  • 38. Cod liver oil Cod liver oil is a nutritional supplement derived from liver of cod fish .As with most fish oils, it has high levels of the omega-3 fatty acids, eicosapentaenoic acid (EPA) and docosahexaenoic acid (DHA). Cod liver oil also contains vitamin A and vitamin D.
  • 39. Shark liver oil Shark liver oil is an oil obtained from the livers of sharks. Principal component of many shark oils is squalene, a triterpenoid (C30H50)-90%

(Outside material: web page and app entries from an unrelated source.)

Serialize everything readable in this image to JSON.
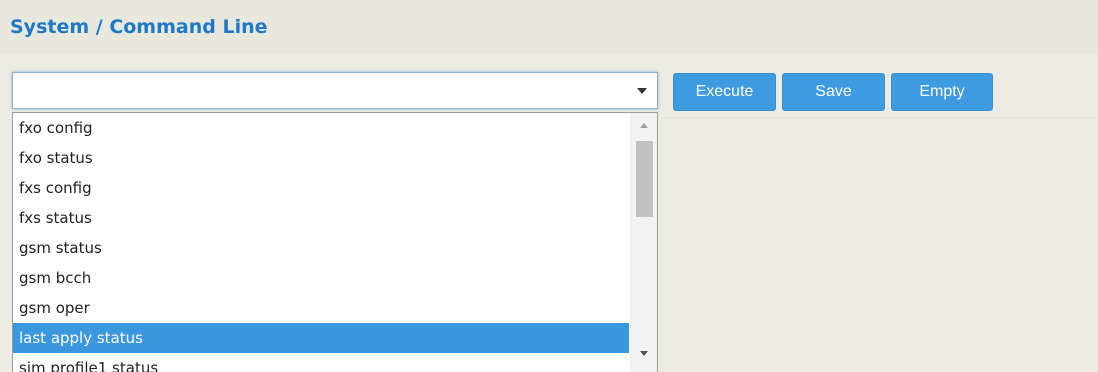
{
  "page": {
    "title": "System / Command Line"
  },
  "command": {
    "value": "",
    "placeholder": ""
  },
  "buttons": {
    "execute": "Execute",
    "save": "Save",
    "empty": "Empty"
  },
  "dropdown": {
    "options": [
      "fxo config",
      "fxo status",
      "fxs config",
      "fxs status",
      "gsm status",
      "gsm bcch",
      "gsm oper",
      "last apply status",
      "sim profile1 status"
    ],
    "selected": "last apply status"
  },
  "colors": {
    "title": "#1e78c8",
    "button": "#3f9be0",
    "selected": "#3b97de",
    "header_bg": "#e8e8dc",
    "content_bg": "#ecece2"
  },
  "icons": {
    "combo_arrow": "chevron-down-icon",
    "scroll_up": "scroll-up-arrow-icon",
    "scroll_down": "scroll-down-arrow-icon"
  }
}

  • 40. Vocabulary Review Nutrients: chemical substances in food that are used by the body to produce energy and tissues. Vitamins: Essential organic nutrients, required in small amounts, that cannot be synthesized by the body.Required forgrowth, maintenance, reproduction and lactation. Vitamin deficiency: Decline in health due to the lack of a vitamin in a ration.
  • 41. Vocabulary Review Fat soluble vitamin: a vitamin that can be stored and accumulated in the liver and other fatty tissues. Water soluble vitamin: a vitamin that cannot be stored in the tissues. Must be provided regularly as deficiencies can develop in a short time. Minerals: essential inorganic compounds, required in small amounts. Required for growth, maintenance, reproduction and lactation.